If you’re lucky enough to have personal contacts; use them – if you don’t have these connections, LinkedIn is your best friend and lets you connect with lawyers from law firms or chambers. Alternatively, you could always approach a law firm and ask to see what its lawyers do.

Not sure how to use LinkedIn to your advantage? Read this LCN Says for some advice!

If you’ve demonstrably done your homework and are impressive, this might work. And there are lots of organised times for interaction – open days, presentations and law fairs, for example – that can afford the opportunity for the well-briefed candidate to find out more about what it’s really like to be a certain type of lawyer.

Read LCN’s five tips for preparing for law firm open days, presentations and insight schemes in this Feature.
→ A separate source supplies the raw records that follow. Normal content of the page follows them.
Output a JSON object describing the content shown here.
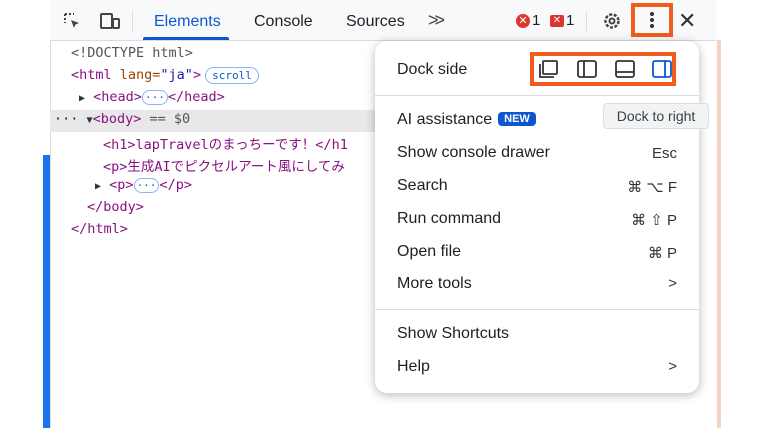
{
  "toolbar": {
    "tabs": [
      "Elements",
      "Console",
      "Sources"
    ],
    "more_tabs": ">>",
    "errors_count": "1",
    "issues_count": "1"
  },
  "dom": {
    "doctype": "<!DOCTYPE html>",
    "html_open": "<html",
    "html_attr": " lang=",
    "html_lang": "\"ja\"",
    "html_close_bracket": ">",
    "scroll_badge": "scroll",
    "head_open": "<head>",
    "ellipsis": "···",
    "head_close": "</head>",
    "row_dots": "···",
    "body_open": "<body>",
    "body_eq": " == $0",
    "h1_line": "<h1>lapTravelのまっちーです！</h1",
    "p1_line": "<p>生成AIでピクセルアート風にしてみ",
    "p2_open": "<p>",
    "p2_close": "</p>",
    "body_close": "</body>",
    "html_end": "</html>"
  },
  "menu": {
    "dock_side_label": "Dock side",
    "dock_options": [
      "undock-icon",
      "dock-left-icon",
      "dock-bottom-icon",
      "dock-right-icon"
    ],
    "items": [
      {
        "label": "AI assistance",
        "badge": "NEW",
        "shortcut": ""
      },
      {
        "label": "Show console drawer",
        "shortcut": "Esc"
      },
      {
        "label": "Search",
        "shortcut": "⌘ ⌥ F"
      },
      {
        "label": "Run command",
        "shortcut": "⌘ ⇧ P"
      },
      {
        "label": "Open file",
        "shortcut": "⌘ P"
      },
      {
        "label": "More tools",
        "shortcut": ">"
      }
    ],
    "items2": [
      {
        "label": "Show Shortcuts",
        "shortcut": ""
      },
      {
        "label": "Help",
        "shortcut": ">"
      }
    ]
  },
  "tooltip": "Dock to right",
  "colors": {
    "highlight": "#f25c1e",
    "accent": "#0b57d0",
    "error": "#dc362e"
  }
}
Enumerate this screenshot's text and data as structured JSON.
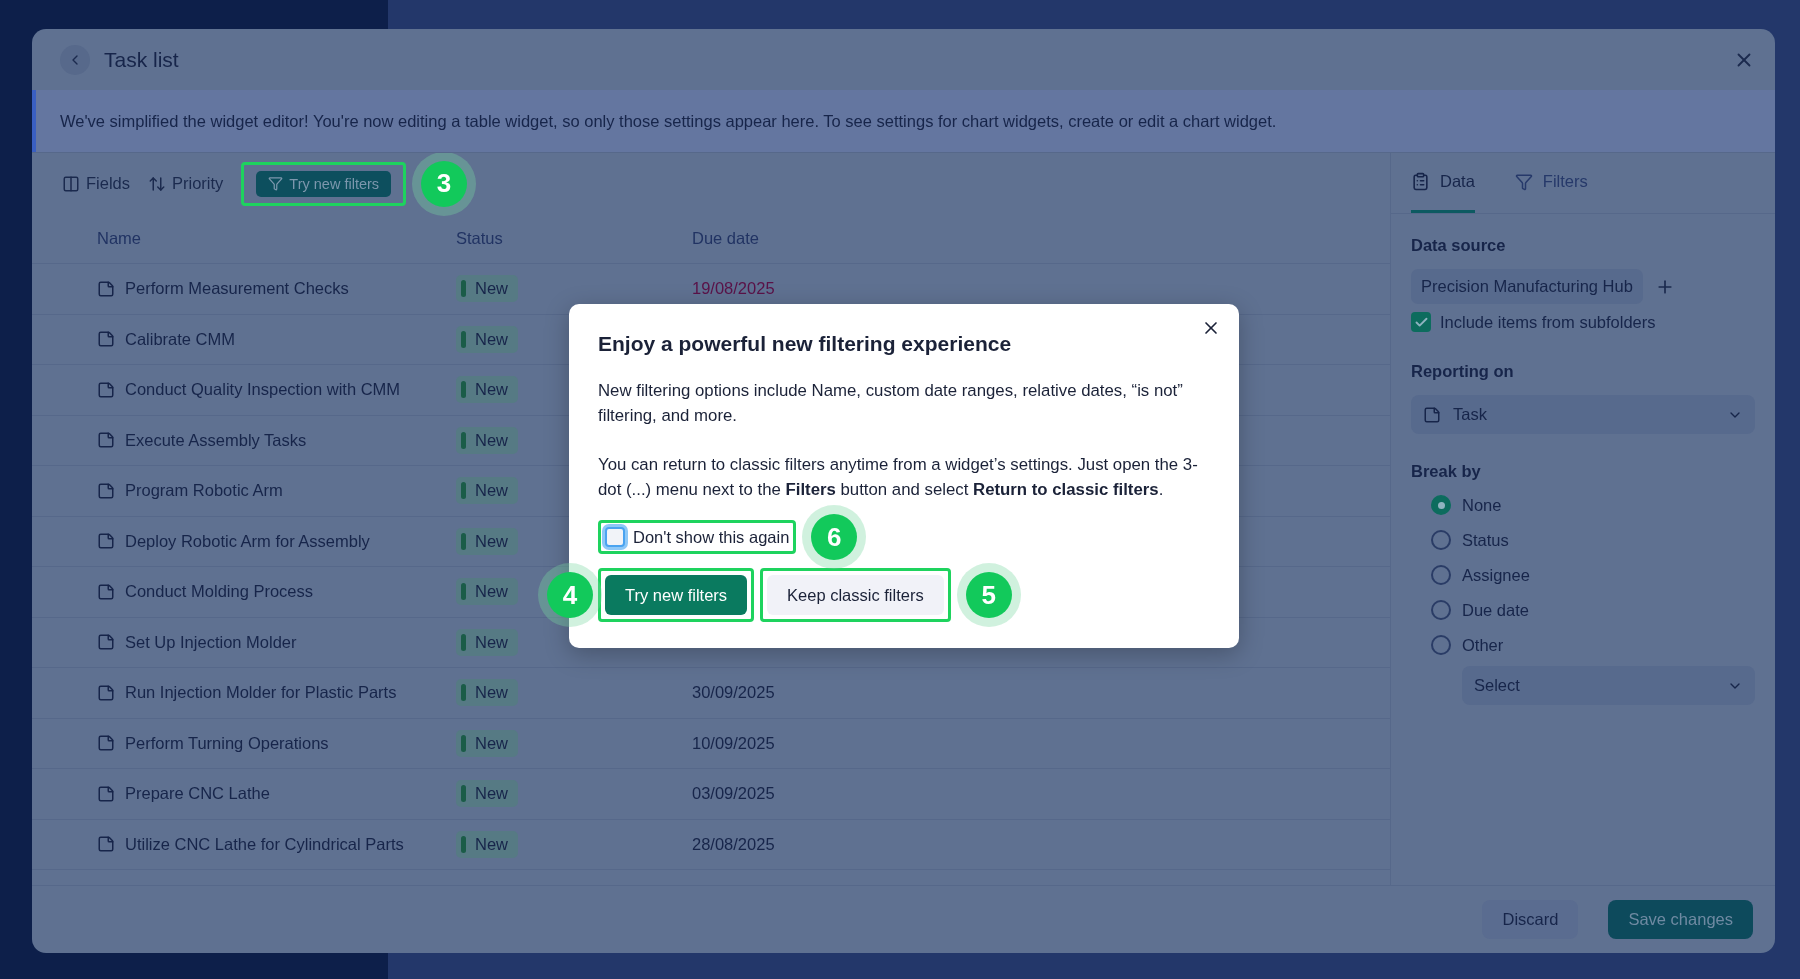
{
  "window": {
    "title": "Task list"
  },
  "banner": "We've simplified the widget editor! You're now editing a table widget, so only those settings appear here. To see settings for chart widgets, create or edit a chart widget.",
  "toolbar": [
    {
      "label": "Fields",
      "kind": "fields",
      "highlighted": false
    },
    {
      "label": "Priority",
      "kind": "sort",
      "highlighted": false
    },
    {
      "label": "Try new filters",
      "kind": "filter",
      "highlighted": true,
      "callout": "3"
    }
  ],
  "table": {
    "columns": [
      "Name",
      "Status",
      "Due date"
    ],
    "rows": [
      {
        "name": "Perform Measurement Checks",
        "status": "New",
        "due": "19/08/2025",
        "overdue": true
      },
      {
        "name": "Calibrate CMM",
        "status": "New"
      },
      {
        "name": "Conduct Quality Inspection with CMM",
        "status": "New"
      },
      {
        "name": "Execute Assembly Tasks",
        "status": "New"
      },
      {
        "name": "Program Robotic Arm",
        "status": "New"
      },
      {
        "name": "Deploy Robotic Arm for Assembly",
        "status": "New"
      },
      {
        "name": "Conduct Molding Process",
        "status": "New"
      },
      {
        "name": "Set Up Injection Molder",
        "status": "New"
      },
      {
        "name": "Run Injection Molder for Plastic Parts",
        "status": "New",
        "due": "30/09/2025",
        "overdue": false
      },
      {
        "name": "Perform Turning Operations",
        "status": "New",
        "due": "10/09/2025",
        "overdue": false
      },
      {
        "name": "Prepare CNC Lathe",
        "status": "New",
        "due": "03/09/2025",
        "overdue": false
      },
      {
        "name": "Utilize CNC Lathe for Cylindrical Parts",
        "status": "New",
        "due": "28/08/2025",
        "overdue": false
      }
    ]
  },
  "side_panel": {
    "tabs": [
      {
        "label": "Data",
        "kind": "data",
        "selected": true
      },
      {
        "label": "Filters",
        "kind": "filters",
        "selected": false
      }
    ],
    "data_source": {
      "heading": "Data source",
      "value": "Precision Manufacturing Hub",
      "include_subfolders": {
        "label": "Include items from subfolders",
        "checked": true
      }
    },
    "reporting_on": {
      "heading": "Reporting on",
      "value": "Task"
    },
    "break_by": {
      "heading": "Break by",
      "options": [
        {
          "label": "None",
          "selected": true
        },
        {
          "label": "Status",
          "selected": false
        },
        {
          "label": "Assignee",
          "selected": false
        },
        {
          "label": "Due date",
          "selected": false
        },
        {
          "label": "Other",
          "selected": false
        }
      ],
      "select": {
        "placeholder": "Select"
      }
    }
  },
  "footer": {
    "buttons": [
      {
        "label": "Discard",
        "kind": "secondary"
      },
      {
        "label": "Save changes",
        "kind": "primary"
      }
    ]
  },
  "modal": {
    "title": "Enjoy a powerful new filtering experience",
    "paragraphs": [
      "New filtering options include Name, custom date ranges, relative dates, “is not” filtering, and more.",
      "You can return to classic filters anytime from a widget’s settings. Just open the 3-dot (...) menu next to the **Filters** button and select **Return to classic filters**."
    ],
    "checkbox": {
      "label": "Don't show this again",
      "checked": false,
      "highlighted": true,
      "callout": "6"
    },
    "buttons": [
      {
        "label": "Try new filters",
        "kind": "primary",
        "highlighted": true,
        "callout": "4"
      },
      {
        "label": "Keep classic filters",
        "kind": "secondary",
        "highlighted": true,
        "callout": "5"
      }
    ]
  }
}
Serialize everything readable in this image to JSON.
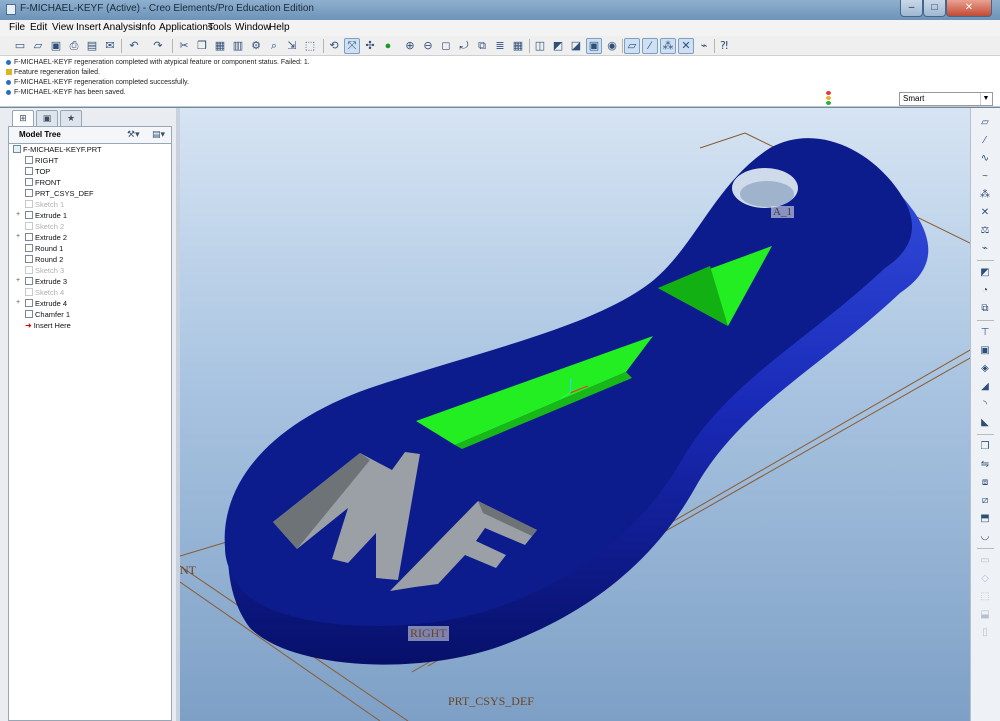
{
  "window": {
    "title": "F-MICHAEL-KEYF (Active) - Creo Elements/Pro Education Edition"
  },
  "menu": [
    "File",
    "Edit",
    "View",
    "Insert",
    "Analysis",
    "Info",
    "Applications",
    "Tools",
    "Window",
    "Help"
  ],
  "messages": [
    {
      "kind": "info",
      "text": "F-MICHAEL-KEYF regeneration completed with atypical feature or component status. Failed: 1."
    },
    {
      "kind": "warning",
      "text": "Feature regeneration failed."
    },
    {
      "kind": "info",
      "text": "F-MICHAEL-KEYF regeneration completed successfully."
    },
    {
      "kind": "info",
      "text": "F-MICHAEL-KEYF has been saved."
    }
  ],
  "filter": {
    "value": "Smart"
  },
  "model_tree": {
    "title": "Model Tree",
    "nodes": [
      {
        "label": "F-MICHAEL-KEYF.PRT",
        "icon": "part-icon",
        "dim": false
      },
      {
        "label": "RIGHT",
        "icon": "datum-plane-icon",
        "dim": false
      },
      {
        "label": "TOP",
        "icon": "datum-plane-icon",
        "dim": false
      },
      {
        "label": "FRONT",
        "icon": "datum-plane-icon",
        "dim": false
      },
      {
        "label": "PRT_CSYS_DEF",
        "icon": "csys-icon",
        "dim": false
      },
      {
        "label": "Sketch 1",
        "icon": "sketch-icon",
        "dim": true
      },
      {
        "label": "Extrude 1",
        "icon": "extrude-icon",
        "dim": false
      },
      {
        "label": "Sketch 2",
        "icon": "sketch-icon",
        "dim": true
      },
      {
        "label": "Extrude 2",
        "icon": "extrude-icon",
        "dim": false
      },
      {
        "label": "Round 1",
        "icon": "round-icon",
        "dim": false
      },
      {
        "label": "Round 2",
        "icon": "round-icon",
        "dim": false
      },
      {
        "label": "Sketch 3",
        "icon": "sketch-icon",
        "dim": true
      },
      {
        "label": "Extrude 3",
        "icon": "extrude-icon",
        "dim": false
      },
      {
        "label": "Sketch 4",
        "icon": "sketch-icon",
        "dim": true
      },
      {
        "label": "Extrude 4",
        "icon": "extrude-icon",
        "dim": false
      },
      {
        "label": "Chamfer 1",
        "icon": "chamfer-icon",
        "dim": false
      },
      {
        "label": "Insert Here",
        "icon": "insert-here-arrow-icon",
        "dim": false
      }
    ]
  },
  "viewport": {
    "datum_labels": {
      "a1": "A_1",
      "front": "NT",
      "right": "RIGHT",
      "csys": "PRT_CSYS_DEF"
    },
    "engraved_text": "MF",
    "colors": {
      "body": "#0d1c8c",
      "highlight": "#22ee22",
      "engrave": "#9aa0a6",
      "datum": "#8a5a30"
    }
  }
}
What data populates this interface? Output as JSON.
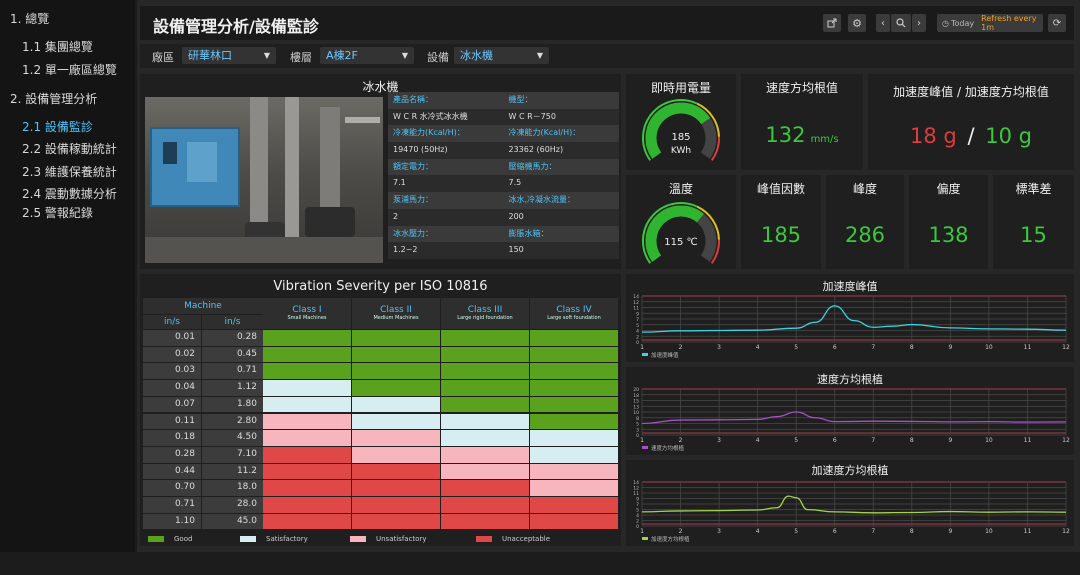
{
  "sidebar": {
    "items": [
      {
        "label": "1. 總覽"
      },
      {
        "label": "1.1 集團總覽"
      },
      {
        "label": "1.2 單一廠區總覽"
      },
      {
        "label": "2. 設備管理分析"
      },
      {
        "label": "2.1 設備監診"
      },
      {
        "label": "2.2 設備稼動統計"
      },
      {
        "label": "2.3 維護保養統計"
      },
      {
        "label": "2.4 震動數據分析"
      },
      {
        "label": "2.5 警報紀錄"
      }
    ]
  },
  "header": {
    "title": "設備管理分析/設備監診",
    "today_label": "Today",
    "refresh_label": "Refresh every 1m"
  },
  "filters": {
    "plant_label": "廠區",
    "plant_value": "研華林口",
    "floor_label": "樓層",
    "floor_value": "A棟2F",
    "device_label": "設備",
    "device_value": "冰水機"
  },
  "equipment": {
    "title": "冰水機",
    "rows": [
      [
        "產品名稱：",
        "機型："
      ],
      [
        "W C R 水冷式冰水機",
        "W C R－750"
      ],
      [
        "冷凍能力(Kcal/H)：",
        "冷凍能力(Kcal/H)："
      ],
      [
        "19470 (50Hz)",
        "23362 (60Hz)"
      ],
      [
        "額定電力：",
        "壓縮機馬力："
      ],
      [
        "7.1",
        "7.5"
      ],
      [
        "泵浦馬力：",
        "冰水,冷凝水流量："
      ],
      [
        "2",
        "200"
      ],
      [
        "冰水壓力：",
        "膨脹水箱："
      ],
      [
        "1.2~2",
        "150"
      ]
    ]
  },
  "power": {
    "title": "即時用電量",
    "value": "185",
    "unit": "KWh",
    "level": 0.72
  },
  "temperature": {
    "title": "溫度",
    "value": "115 ℃",
    "level": 0.66
  },
  "velocity_rms": {
    "title": "速度方均根值",
    "value": "132",
    "unit": "mm/s"
  },
  "accel": {
    "title": "加速度峰值 / 加速度方均根值",
    "peak": "18 g",
    "sep": "/",
    "rms": "10 g"
  },
  "stats": [
    {
      "title": "峰值因數",
      "value": "185"
    },
    {
      "title": "峰度",
      "value": "286"
    },
    {
      "title": "偏度",
      "value": "138"
    },
    {
      "title": "標準差",
      "value": "15"
    }
  ],
  "iso": {
    "title": "Vibration Severity per ISO 10816",
    "machine_label": "Machine",
    "unit_a": "in/s",
    "unit_b": "in/s",
    "classes": [
      {
        "name": "Class I",
        "sub": "Small Machines"
      },
      {
        "name": "Class II",
        "sub": "Medium Machines"
      },
      {
        "name": "Class III",
        "sub": "Large rigid foundation"
      },
      {
        "name": "Class IV",
        "sub": "Large soft foundation"
      }
    ],
    "rows": [
      {
        "a": "0.01",
        "b": "0.28",
        "grade": [
          "G",
          "G",
          "G",
          "G"
        ]
      },
      {
        "a": "0.02",
        "b": "0.45",
        "grade": [
          "G",
          "G",
          "G",
          "G"
        ]
      },
      {
        "a": "0.03",
        "b": "0.71",
        "grade": [
          "G",
          "G",
          "G",
          "G"
        ]
      },
      {
        "a": "0.04",
        "b": "1.12",
        "grade": [
          "S",
          "G",
          "G",
          "G"
        ]
      },
      {
        "a": "0.07",
        "b": "1.80",
        "grade": [
          "S",
          "S",
          "G",
          "G"
        ]
      },
      {
        "a": "0.11",
        "b": "2.80",
        "grade": [
          "U",
          "S",
          "S",
          "G"
        ]
      },
      {
        "a": "0.18",
        "b": "4.50",
        "grade": [
          "U",
          "U",
          "S",
          "S"
        ]
      },
      {
        "a": "0.28",
        "b": "7.10",
        "grade": [
          "A",
          "U",
          "U",
          "S"
        ]
      },
      {
        "a": "0.44",
        "b": "11.2",
        "grade": [
          "A",
          "A",
          "U",
          "U"
        ]
      },
      {
        "a": "0.70",
        "b": "18.0",
        "grade": [
          "A",
          "A",
          "A",
          "U"
        ]
      },
      {
        "a": "0.71",
        "b": "28.0",
        "grade": [
          "A",
          "A",
          "A",
          "A"
        ]
      },
      {
        "a": "1.10",
        "b": "45.0",
        "grade": [
          "A",
          "A",
          "A",
          "A"
        ]
      }
    ],
    "legend": [
      {
        "key": "G",
        "label": "Good",
        "color": "#5aa21e"
      },
      {
        "key": "S",
        "label": "Satisfactory",
        "color": "#d6eef2"
      },
      {
        "key": "U",
        "label": "Unsatisfactory",
        "color": "#f7b6bd"
      },
      {
        "key": "A",
        "label": "Unacceptable",
        "color": "#e04848"
      }
    ]
  },
  "chart_data": [
    {
      "type": "line",
      "title": "加速度峰值",
      "series_name": "加速度峰值",
      "color": "#3fd2e0",
      "xlim": [
        1,
        12
      ],
      "ylim": [
        0,
        14
      ],
      "ticks": [
        "1",
        "2",
        "3",
        "4",
        "5",
        "6",
        "7",
        "8",
        "9",
        "10",
        "11",
        "12"
      ],
      "x": [
        1,
        2,
        3,
        4,
        5,
        5.5,
        6,
        6.5,
        7,
        7.5,
        8,
        9,
        10,
        11,
        12
      ],
      "y": [
        3,
        3.4,
        3.5,
        3.6,
        4.2,
        6,
        11,
        6.5,
        4.5,
        4.8,
        5.3,
        4.3,
        4,
        3.9,
        3.6
      ]
    },
    {
      "type": "line",
      "title": "速度方均根植",
      "series_name": "速度方均根植",
      "color": "#a94fc8",
      "xlim": [
        1,
        12
      ],
      "ylim": [
        0,
        20
      ],
      "ticks": [
        "1",
        "2",
        "3",
        "4",
        "5",
        "6",
        "7",
        "8",
        "9",
        "10",
        "11",
        "12"
      ],
      "x": [
        1,
        2,
        3,
        4,
        4.5,
        5,
        5.5,
        6,
        7,
        8,
        9,
        10,
        11,
        12
      ],
      "y": [
        5,
        6.5,
        6.6,
        6.8,
        8,
        10,
        7.5,
        5.8,
        6,
        5.9,
        5.7,
        5.8,
        5.6,
        5.7
      ]
    },
    {
      "type": "line",
      "title": "加速度方均根植",
      "series_name": "加速度方均根植",
      "color": "#a6d24a",
      "xlim": [
        1,
        12
      ],
      "ylim": [
        0,
        14
      ],
      "ticks": [
        "1",
        "2",
        "3",
        "4",
        "5",
        "6",
        "7",
        "8",
        "9",
        "10",
        "11",
        "12"
      ],
      "x": [
        1,
        2,
        3,
        4,
        4.5,
        4.8,
        5,
        5.3,
        6,
        7,
        8,
        9,
        10,
        11,
        12
      ],
      "y": [
        4.5,
        4.8,
        4.9,
        5.1,
        5.8,
        9.5,
        9,
        5.2,
        4.5,
        4.2,
        4.3,
        4.6,
        4.4,
        4.5,
        4.4
      ]
    }
  ]
}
Hopefully, all this interaction will help you to discover the aforementioned 'fit', be it with a firm or a department. When choosing a firm, you must consider whether this seems the right environment for your skills and enthusiasms. Lawyers tend to spend a lot of time at their offices, so it’s important that you like your surroundings.

Which seat feels right?

This will be defined by several factors, particularly your aptitude for that type of work, which will most likely be linked with how much you enjoy it. There’ll be other factors at play as well – for example, did the individual fit into the team? Solicitors in firms often work as close-knit groups, so getting in isn’t that simple. What’s the dynamic, the chain of command? Is it a boisterous or a reserved environment?

There may also be aspirational considerations – is it a growing practice area? Does it have high status? Is it remunerative? This last may, in turn, hinge on how the firm pays its lawyers – the UK tradition was salary bands based on time served, while the US model often tends towards 'eat what you kill'.

In the end, it comes down to whether you can find yourself in the right environment with the right personalities to realise your goals. There are things you can’t control, but to maximise your chances you must do a lot of research and analysis, be determined, flexible and maybe, with a little luck, you’ll find that elusive fit.

Ellie Nicholl (she/her) is the content and engagement coordinator at LawCareers.Net.